If it can be shown that some ways of understanding racial inequality inherently perpetuate notions of white supremacy and black inferiority (as I suggest that any understanding of racial inequality does when it includes claims of even partial responsibility for that inequality on the part of (usually poor) black people making bad choices) then we could conclude that blacks have a right to expect the repudiation of these perpetuations of white supremacy.
If I am correct that racial inequality is exclusively a matter of public and especially political concern, then it should follow that blacks a right to public articulations of this conclusion, especially by political leaders. The failure of such leaders to affirm this conclusion is an implicit participation in a way of thinking that stigmatizes blacks, and as such wrongs all black people. Blacks have a right to live in a political order that does not stigmatize them.
If the mere existence of racial inequality perpetuates stigma in a world not fully committed to public and political responsibility for eliminating that inequality, then blacks as a group and to a person have a right to demand the elimination of that racial inequality. If, as Wolterstorff argues, justice is respect for inherent rights, then working for justice in society requires working to eliminate all sources of racial stigma, and so working to eliminate all sources of racial inequality.

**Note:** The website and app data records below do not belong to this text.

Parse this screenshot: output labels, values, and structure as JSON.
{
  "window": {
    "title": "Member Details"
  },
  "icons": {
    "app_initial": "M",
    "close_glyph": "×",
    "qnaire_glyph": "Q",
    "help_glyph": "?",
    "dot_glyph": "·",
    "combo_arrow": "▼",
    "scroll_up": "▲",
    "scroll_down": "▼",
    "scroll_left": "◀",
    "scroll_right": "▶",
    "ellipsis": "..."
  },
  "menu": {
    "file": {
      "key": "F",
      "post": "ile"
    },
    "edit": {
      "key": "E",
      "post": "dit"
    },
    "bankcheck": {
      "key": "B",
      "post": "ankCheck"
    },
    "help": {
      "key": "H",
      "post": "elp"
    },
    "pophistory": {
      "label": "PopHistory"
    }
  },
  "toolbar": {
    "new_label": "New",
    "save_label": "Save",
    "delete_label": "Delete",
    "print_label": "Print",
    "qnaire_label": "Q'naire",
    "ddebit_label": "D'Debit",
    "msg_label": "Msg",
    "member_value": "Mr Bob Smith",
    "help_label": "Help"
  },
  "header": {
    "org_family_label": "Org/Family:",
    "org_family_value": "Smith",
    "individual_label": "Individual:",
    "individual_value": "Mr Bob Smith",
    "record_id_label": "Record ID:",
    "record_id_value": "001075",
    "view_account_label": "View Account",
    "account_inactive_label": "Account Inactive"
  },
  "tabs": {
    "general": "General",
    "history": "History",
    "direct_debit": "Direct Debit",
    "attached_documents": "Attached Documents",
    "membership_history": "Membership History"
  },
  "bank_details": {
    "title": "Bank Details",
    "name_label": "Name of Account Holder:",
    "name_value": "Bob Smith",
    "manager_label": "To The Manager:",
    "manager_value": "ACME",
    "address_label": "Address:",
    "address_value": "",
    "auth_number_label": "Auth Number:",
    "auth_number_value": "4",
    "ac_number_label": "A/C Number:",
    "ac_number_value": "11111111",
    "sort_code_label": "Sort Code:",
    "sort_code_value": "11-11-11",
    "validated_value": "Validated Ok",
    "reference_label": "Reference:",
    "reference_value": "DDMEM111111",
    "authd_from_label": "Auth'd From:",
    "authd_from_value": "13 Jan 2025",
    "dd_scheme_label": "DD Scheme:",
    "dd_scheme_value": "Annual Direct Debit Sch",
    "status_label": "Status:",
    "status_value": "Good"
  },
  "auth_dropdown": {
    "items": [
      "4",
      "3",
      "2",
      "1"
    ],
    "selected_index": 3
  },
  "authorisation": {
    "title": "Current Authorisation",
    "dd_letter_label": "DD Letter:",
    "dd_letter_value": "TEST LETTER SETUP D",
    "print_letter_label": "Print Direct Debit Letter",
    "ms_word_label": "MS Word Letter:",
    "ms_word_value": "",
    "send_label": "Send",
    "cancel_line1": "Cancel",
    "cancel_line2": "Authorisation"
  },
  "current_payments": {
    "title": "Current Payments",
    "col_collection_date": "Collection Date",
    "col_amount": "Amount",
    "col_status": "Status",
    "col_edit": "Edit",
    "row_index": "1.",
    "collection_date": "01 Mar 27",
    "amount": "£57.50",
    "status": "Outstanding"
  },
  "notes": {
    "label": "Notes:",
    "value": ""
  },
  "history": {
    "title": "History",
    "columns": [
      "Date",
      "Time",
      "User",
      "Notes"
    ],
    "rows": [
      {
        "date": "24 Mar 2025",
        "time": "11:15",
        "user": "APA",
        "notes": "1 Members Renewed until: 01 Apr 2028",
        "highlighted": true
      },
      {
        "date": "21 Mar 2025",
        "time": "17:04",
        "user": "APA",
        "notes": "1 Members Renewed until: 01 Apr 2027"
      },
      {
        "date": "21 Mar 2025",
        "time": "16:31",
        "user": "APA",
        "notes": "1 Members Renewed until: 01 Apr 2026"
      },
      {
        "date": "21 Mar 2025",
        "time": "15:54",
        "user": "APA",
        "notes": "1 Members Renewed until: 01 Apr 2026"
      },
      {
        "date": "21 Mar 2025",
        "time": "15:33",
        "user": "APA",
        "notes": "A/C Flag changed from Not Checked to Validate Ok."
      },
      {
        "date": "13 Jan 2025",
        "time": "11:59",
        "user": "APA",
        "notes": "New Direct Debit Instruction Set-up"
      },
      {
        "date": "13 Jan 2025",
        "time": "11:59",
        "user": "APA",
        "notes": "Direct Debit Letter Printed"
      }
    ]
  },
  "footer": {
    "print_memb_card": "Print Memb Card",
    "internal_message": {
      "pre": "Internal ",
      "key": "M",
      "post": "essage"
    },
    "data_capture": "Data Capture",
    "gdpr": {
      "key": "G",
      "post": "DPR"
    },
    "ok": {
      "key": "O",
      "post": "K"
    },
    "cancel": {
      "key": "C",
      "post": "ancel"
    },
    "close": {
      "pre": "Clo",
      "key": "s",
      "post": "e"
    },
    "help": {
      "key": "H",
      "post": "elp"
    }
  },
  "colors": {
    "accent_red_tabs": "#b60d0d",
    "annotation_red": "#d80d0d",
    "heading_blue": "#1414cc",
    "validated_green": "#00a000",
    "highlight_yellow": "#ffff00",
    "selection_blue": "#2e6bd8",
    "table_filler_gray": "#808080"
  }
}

Maybe all of this is just to say that blacks have a right not to endure racist thinking and a racist political order. But even if it only does argue for these rather obvious conclusions, I think, the argument still might clarify in part what it means to endure racist thinking and to live in a racist political order. Living a life free of racism would then mean not enduring under-respect due to race in personal and public interactions, and it would also mean demanding that the public narrative about racial inequality not entrench such under-respect in social and political life.